* **Record set**:
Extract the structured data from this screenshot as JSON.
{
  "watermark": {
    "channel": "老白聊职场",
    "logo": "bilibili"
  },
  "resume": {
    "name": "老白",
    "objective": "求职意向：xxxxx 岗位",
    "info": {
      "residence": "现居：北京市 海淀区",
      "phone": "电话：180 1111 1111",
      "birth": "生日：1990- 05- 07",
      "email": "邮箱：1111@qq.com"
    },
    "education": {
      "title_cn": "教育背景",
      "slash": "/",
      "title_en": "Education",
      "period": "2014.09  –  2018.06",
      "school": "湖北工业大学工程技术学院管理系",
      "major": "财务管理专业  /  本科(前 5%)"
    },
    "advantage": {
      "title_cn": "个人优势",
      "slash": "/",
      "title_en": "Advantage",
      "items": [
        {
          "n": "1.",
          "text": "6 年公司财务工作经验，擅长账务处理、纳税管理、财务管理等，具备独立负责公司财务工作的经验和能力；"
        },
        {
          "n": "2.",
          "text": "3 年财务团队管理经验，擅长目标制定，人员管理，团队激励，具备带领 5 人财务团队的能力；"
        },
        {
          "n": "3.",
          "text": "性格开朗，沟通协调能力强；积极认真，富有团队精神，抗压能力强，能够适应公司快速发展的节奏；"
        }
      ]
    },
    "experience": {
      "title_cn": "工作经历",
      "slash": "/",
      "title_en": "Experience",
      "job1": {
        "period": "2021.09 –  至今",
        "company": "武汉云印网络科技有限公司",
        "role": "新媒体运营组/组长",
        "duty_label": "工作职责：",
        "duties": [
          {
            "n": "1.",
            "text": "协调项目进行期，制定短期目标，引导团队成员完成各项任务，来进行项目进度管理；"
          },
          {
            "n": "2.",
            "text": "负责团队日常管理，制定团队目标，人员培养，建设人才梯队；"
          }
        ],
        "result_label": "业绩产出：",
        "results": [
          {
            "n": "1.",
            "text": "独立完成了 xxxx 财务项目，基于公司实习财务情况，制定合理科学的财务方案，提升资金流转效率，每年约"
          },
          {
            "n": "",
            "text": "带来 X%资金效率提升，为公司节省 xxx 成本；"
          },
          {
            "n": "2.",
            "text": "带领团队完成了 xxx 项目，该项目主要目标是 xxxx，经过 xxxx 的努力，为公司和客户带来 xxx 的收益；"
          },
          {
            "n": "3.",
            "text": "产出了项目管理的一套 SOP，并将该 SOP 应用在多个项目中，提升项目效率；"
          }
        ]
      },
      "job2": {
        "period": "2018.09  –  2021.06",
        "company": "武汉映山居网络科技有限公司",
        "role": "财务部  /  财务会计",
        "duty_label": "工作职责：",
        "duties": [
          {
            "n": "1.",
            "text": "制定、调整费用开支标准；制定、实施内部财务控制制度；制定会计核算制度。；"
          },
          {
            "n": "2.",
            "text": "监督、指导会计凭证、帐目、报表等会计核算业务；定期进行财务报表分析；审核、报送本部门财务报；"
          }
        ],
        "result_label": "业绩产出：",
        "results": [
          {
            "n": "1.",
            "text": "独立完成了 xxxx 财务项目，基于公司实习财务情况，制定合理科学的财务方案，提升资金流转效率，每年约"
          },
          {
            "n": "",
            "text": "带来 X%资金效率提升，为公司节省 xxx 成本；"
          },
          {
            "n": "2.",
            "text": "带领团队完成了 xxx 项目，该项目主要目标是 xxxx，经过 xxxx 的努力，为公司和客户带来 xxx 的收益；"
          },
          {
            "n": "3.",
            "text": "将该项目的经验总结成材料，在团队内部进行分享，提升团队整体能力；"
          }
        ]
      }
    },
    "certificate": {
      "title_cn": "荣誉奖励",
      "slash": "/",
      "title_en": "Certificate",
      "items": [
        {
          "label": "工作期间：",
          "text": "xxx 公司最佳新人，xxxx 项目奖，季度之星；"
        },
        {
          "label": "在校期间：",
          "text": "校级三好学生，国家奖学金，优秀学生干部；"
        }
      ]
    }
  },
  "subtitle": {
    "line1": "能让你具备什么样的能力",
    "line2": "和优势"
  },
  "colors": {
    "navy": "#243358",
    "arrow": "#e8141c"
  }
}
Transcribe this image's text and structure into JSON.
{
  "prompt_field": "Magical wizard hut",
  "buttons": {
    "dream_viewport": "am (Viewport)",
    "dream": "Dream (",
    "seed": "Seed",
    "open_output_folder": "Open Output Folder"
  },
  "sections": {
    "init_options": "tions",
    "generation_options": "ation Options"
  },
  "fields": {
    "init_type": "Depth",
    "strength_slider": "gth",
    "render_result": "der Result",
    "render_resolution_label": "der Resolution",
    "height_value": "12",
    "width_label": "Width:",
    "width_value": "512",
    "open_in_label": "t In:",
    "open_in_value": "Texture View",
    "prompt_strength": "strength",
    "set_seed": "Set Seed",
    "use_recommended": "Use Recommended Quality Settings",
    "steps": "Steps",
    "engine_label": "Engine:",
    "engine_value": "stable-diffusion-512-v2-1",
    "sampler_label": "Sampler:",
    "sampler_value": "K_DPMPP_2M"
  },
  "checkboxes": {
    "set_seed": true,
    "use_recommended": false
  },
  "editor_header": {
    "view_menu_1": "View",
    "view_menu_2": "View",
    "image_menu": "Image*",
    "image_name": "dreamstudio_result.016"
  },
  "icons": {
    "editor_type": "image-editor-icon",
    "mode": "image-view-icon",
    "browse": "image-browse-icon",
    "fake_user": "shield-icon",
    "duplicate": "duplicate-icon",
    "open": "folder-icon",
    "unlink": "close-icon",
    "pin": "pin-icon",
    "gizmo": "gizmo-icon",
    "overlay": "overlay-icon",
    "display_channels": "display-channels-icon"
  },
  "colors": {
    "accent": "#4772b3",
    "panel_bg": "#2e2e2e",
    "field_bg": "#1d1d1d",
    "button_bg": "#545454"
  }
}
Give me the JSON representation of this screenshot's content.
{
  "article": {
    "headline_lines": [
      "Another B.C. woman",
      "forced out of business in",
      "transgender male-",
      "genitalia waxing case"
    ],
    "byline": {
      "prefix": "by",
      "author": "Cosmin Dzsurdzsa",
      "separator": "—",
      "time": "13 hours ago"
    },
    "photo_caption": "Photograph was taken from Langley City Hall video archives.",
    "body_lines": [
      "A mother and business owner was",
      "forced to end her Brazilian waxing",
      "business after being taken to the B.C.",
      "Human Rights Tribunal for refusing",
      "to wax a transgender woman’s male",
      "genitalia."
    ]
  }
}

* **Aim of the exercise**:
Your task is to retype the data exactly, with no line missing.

* **Answer below**:
Extract the structured data from this screenshot as JSON.
{
  "watermark": {
    "channel": "老白聊职场",
    "logo": "bilibili"
  },
  "resume": {
    "name": "老白",
    "objective": "求职意向：xxxxx 岗位",
    "info": {
      "residence": "现居：北京市 海淀区",
      "phone": "电话：180 1111 1111",
      "birth": "生日：1990- 05- 07",
      "email": "邮箱：1111@qq.com"
    },
    "education": {
      "title_cn": "教育背景",
      "slash": "/",
      "title_en": "Education",
      "period": "2014.09  –  2018.06",
      "school": "湖北工业大学工程技术学院管理系",
      "major": "财务管理专业  /  本科(前 5%)"
    },
    "advantage": {
      "title_cn": "个人优势",
      "slash": "/",
      "title_en": "Advantage",
      "items": [
        {
          "n": "1.",
          "text": "6 年公司财务工作经验，擅长账务处理、纳税管理、财务管理等，具备独立负责公司财务工作的经验和能力；"
        },
        {
          "n": "2.",
          "text": "3 年财务团队管理经验，擅长目标制定，人员管理，团队激励，具备带领 5 人财务团队的能力；"
        },
        {
          "n": "3.",
          "text": "性格开朗，沟通协调能力强；积极认真，富有团队精神，抗压能力强，能够适应公司快速发展的节奏；"
        }
      ]
    },
    "experience": {
      "title_cn": "工作经历",
      "slash": "/",
      "title_en": "Experience",
      "job1": {
        "period": "2021.09 –  至今",
        "company": "武汉云印网络科技有限公司",
        "role": "新媒体运营组/组长",
        "duty_label": "工作职责：",
        "duties": [
          {
            "n": "1.",
            "text": "协调项目进行期，制定短期目标，引导团队成员完成各项任务，来进行项目进度管理；"
          },
          {
            "n": "2.",
            "text": "负责团队日常管理，制定团队目标，人员培养，建设人才梯队；"
          }
        ],
        "result_label": "业绩产出：",
        "results": [
          {
            "n": "1.",
            "text": "独立完成了 xxxx 财务项目，基于公司实习财务情况，制定合理科学的财务方案，提升资金流转效率，每年约"
          },
          {
            "n": "",
            "text": "带来 X%资金效率提升，为公司节省 xxx 成本；"
          },
          {
            "n": "2.",
            "text": "带领团队完成了 xxx 项目，该项目主要目标是 xxxx，经过 xxxx 的努力，为公司和客户带来 xxx 的收益；"
          },
          {
            "n": "3.",
            "text": "产出了项目管理的一套 SOP，并将该 SOP 应用在多个项目中，提升项目效率；"
          }
        ]
      },
      "job2": {
        "period": "2018.09  –  2021.06",
        "company": "武汉映山居网络科技有限公司",
        "role": "财务部  /  财务会计",
        "duty_label": "工作职责：",
        "duties": [
          {
            "n": "1.",
            "text": "制定、调整费用开支标准；制定、实施内部财务控制制度；制定会计核算制度。；"
          },
          {
            "n": "2.",
            "text": "监督、指导会计凭证、帐目、报表等会计核算业务；定期进行财务报表分析；审核、报送本部门财务报；"
          }
        ],
        "result_label": "业绩产出：",
        "results": [
          {
            "n": "1.",
            "text": "独立完成了 xxxx 财务项目，基于公司实习财务情况，制定合理科学的财务方案，提升资金流转效率，每年约"
          },
          {
            "n": "",
            "text": "带来 X%资金效率提升，为公司节省 xxx 成本；"
          },
          {
            "n": "2.",
            "text": "带领团队完成了 xxx 项目，该项目主要目标是 xxxx，经过 xxxx 的努力，为公司和客户带来 xxx 的收益；"
          },
          {
            "n": "3.",
            "text": "将该项目的经验总结成材料，在团队内部进行分享，提升团队整体能力；"
          }
        ]
      }
    },
    "certificate": {
      "title_cn": "荣誉奖励",
      "slash": "/",
      "title_en": "Certificate",
      "items": [
        {
          "label": "工作期间：",
          "text": "xxx 公司最佳新人，xxxx 项目奖，季度之星；"
        },
        {
          "label": "在校期间：",
          "text": "校级三好学生，国家奖学金，优秀学生干部；"
        }
      ]
    }
  },
  "subtitle": {
    "line1": "能让你具备什么样的能力",
    "line2": "和优势"
  },
  "colors": {
    "navy": "#243358",
    "arrow": "#e8141c"
  }
}
Transcribe this image's text and structure into JSON.
{
  "prompt_field": "Magical wizard hut",
  "buttons": {
    "dream_viewport": "am (Viewport)",
    "dream": "Dream (",
    "seed": "Seed",
    "open_output_folder": "Open Output Folder"
  },
  "sections": {
    "init_options": "tions",
    "generation_options": "ation Options"
  },
  "fields": {
    "init_type": "Depth",
    "strength_slider": "gth",
    "render_result": "der Result",
    "render_resolution_label": "der Resolution",
    "height_value": "12",
    "width_label": "Width:",
    "width_value": "512",
    "open_in_label": "t In:",
    "open_in_value": "Texture View",
    "prompt_strength": "strength",
    "set_seed": "Set Seed",
    "use_recommended": "Use Recommended Quality Settings",
    "steps": "Steps",
    "engine_label": "Engine:",
    "engine_value": "stable-diffusion-512-v2-1",
    "sampler_label": "Sampler:",
    "sampler_value": "K_DPMPP_2M"
  },
  "checkboxes": {
    "set_seed": true,
    "use_recommended": false
  },
  "editor_header": {
    "view_menu_1": "View",
    "view_menu_2": "View",
    "image_menu": "Image*",
    "image_name": "dreamstudio_result.016"
  },
  "icons": {
    "editor_type": "image-editor-icon",
    "mode": "image-view-icon",
    "browse": "image-browse-icon",
    "fake_user": "shield-icon",
    "duplicate": "duplicate-icon",
    "open": "folder-icon",
    "unlink": "close-icon",
    "pin": "pin-icon",
    "gizmo": "gizmo-icon",
    "overlay": "overlay-icon",
    "display_channels": "display-channels-icon"
  },
  "colors": {
    "accent": "#4772b3",
    "panel_bg": "#2e2e2e",
    "field_bg": "#1d1d1d",
    "button_bg": "#545454"
  }
}
Give me the JSON representation of this screenshot's content.
{
  "article": {
    "headline_lines": [
      "Another B.C. woman",
      "forced out of business in",
      "transgender male-",
      "genitalia waxing case"
    ],
    "byline": {
      "prefix": "by",
      "author": "Cosmin Dzsurdzsa",
      "separator": "—",
      "time": "13 hours ago"
    },
    "photo_caption": "Photograph was taken from Langley City Hall video archives.",
    "body_lines": [
      "A mother and business owner was",
      "forced to end her Brazilian waxing",
      "business after being taken to the B.C.",
      "Human Rights Tribunal for refusing",
      "to wax a transgender woman’s male",
      "genitalia."
    ]
  }
}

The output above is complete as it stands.